A new survey has found that one in five young Britons think that their parents have taken drugs.
According to a poll commissioned by specialist drug and alcohol charity 'Addaction', only one percent of parents questioned think their own children take drugs, while over half of the young generation itself thought their parents 'understand about drugs'.
Of the young public questioned, 90 percent stood 'against drugs' while nine in ten feel 'little or no pressure' to take drugs when with friends.
However, one in ten still believe that celebrities taking drugs was 'cool' whereas two thirds of parents are worried about its impact on their children.
While two thirds of adults think illegal drug use among the young generation is increasing, a staggering 83 per cent blamed their parents who "don't take enough responsibility" in favour of their children.

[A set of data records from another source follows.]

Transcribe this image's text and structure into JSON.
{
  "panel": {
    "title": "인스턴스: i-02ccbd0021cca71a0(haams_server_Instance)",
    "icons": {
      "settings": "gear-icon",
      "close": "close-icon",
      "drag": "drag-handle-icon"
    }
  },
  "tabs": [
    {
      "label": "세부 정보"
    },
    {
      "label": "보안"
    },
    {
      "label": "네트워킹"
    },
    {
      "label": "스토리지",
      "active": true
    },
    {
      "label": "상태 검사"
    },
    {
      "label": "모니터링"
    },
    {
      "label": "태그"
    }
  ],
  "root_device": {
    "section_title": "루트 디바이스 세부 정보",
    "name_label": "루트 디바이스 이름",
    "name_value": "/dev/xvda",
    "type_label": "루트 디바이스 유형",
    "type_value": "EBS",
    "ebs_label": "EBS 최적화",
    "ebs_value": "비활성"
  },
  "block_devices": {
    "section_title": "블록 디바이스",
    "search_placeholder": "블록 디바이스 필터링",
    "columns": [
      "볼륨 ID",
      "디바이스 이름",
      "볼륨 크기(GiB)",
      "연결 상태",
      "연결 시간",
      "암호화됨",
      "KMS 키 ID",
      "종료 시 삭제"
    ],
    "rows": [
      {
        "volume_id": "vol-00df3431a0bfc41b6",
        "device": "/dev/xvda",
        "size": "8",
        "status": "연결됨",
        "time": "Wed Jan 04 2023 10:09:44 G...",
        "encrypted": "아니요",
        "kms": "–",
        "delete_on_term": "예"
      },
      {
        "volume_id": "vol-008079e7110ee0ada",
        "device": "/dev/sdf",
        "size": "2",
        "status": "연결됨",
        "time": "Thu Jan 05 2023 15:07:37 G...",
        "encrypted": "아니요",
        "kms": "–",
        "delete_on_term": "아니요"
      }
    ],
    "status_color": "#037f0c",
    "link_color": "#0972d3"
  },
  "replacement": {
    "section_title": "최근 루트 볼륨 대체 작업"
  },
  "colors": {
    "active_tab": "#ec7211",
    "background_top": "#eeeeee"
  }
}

A disappointing 2 percent revealed they would be likely to tell their parents if they were consuming drugs, but two in three still think it better to share it with friends.

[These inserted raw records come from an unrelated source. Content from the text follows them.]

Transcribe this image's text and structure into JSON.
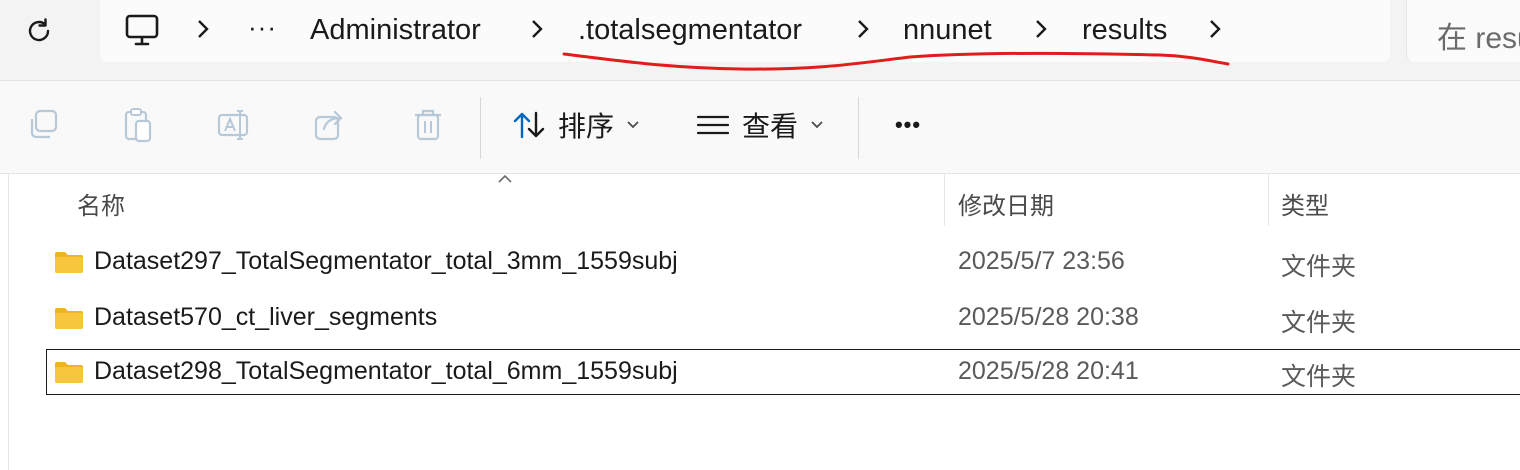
{
  "address_bar": {
    "overflow": "···",
    "breadcrumbs": [
      {
        "label": "Administrator"
      },
      {
        "label": ".totalsegmentator"
      },
      {
        "label": "nnunet"
      },
      {
        "label": "results"
      }
    ],
    "search_placeholder": "在 resu"
  },
  "annotation_color": "#e21b1b",
  "toolbar": {
    "sort_label": "排序",
    "view_label": "查看",
    "more_label": "•••"
  },
  "columns": {
    "name": "名称",
    "modified": "修改日期",
    "type": "类型"
  },
  "files": [
    {
      "name": "Dataset297_TotalSegmentator_total_3mm_1559subj",
      "modified": "2025/5/7 23:56",
      "type": "文件夹",
      "selected": false
    },
    {
      "name": "Dataset570_ct_liver_segments",
      "modified": "2025/5/28 20:38",
      "type": "文件夹",
      "selected": false
    },
    {
      "name": "Dataset298_TotalSegmentator_total_6mm_1559subj",
      "modified": "2025/5/28 20:41",
      "type": "文件夹",
      "selected": true
    }
  ],
  "icons": {
    "refresh": "refresh-icon",
    "this_pc": "computer-icon",
    "copy": "copy-icon",
    "paste": "paste-icon",
    "rename": "rename-icon",
    "share": "share-icon",
    "delete": "trash-icon",
    "sort": "sort-icon",
    "view": "view-list-icon",
    "folder": "folder-icon"
  },
  "colors": {
    "folder_yellow": "#f8c63d",
    "disabled_icon": "#b7c9d8",
    "accent": "#0067c0"
  }
}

The charitable trust traced the familiarity of the drugs situation to the present generation of parents that grew in raving culture of the 1980s.
"The rave generation of the 80s have grown up and become parents," the Daily Star quoted chief executive of 'Addaction', Deborah Cameron, as commenting on the survey's findings.

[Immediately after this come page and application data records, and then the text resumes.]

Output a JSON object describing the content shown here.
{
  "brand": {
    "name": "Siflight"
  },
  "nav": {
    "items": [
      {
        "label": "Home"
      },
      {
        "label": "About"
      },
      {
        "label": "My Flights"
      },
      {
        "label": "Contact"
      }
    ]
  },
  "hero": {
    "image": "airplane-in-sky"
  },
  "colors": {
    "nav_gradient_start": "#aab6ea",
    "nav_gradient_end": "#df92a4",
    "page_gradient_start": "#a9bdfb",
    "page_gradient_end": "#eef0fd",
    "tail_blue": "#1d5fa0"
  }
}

"This should give us the basis for more realistic discussions between parents and children about drugs, but our concern is that the demonisation of these issues often means the debate takes place in a moral panic."
She further added: "We want to encourage a much more open dialogue within families about drugs and alcohol."
The charity has decided to launch a 10 million pound appeal on October 6 to evoke a reaction against the rising scale of drug and alcohol abuse among the young people in the UK.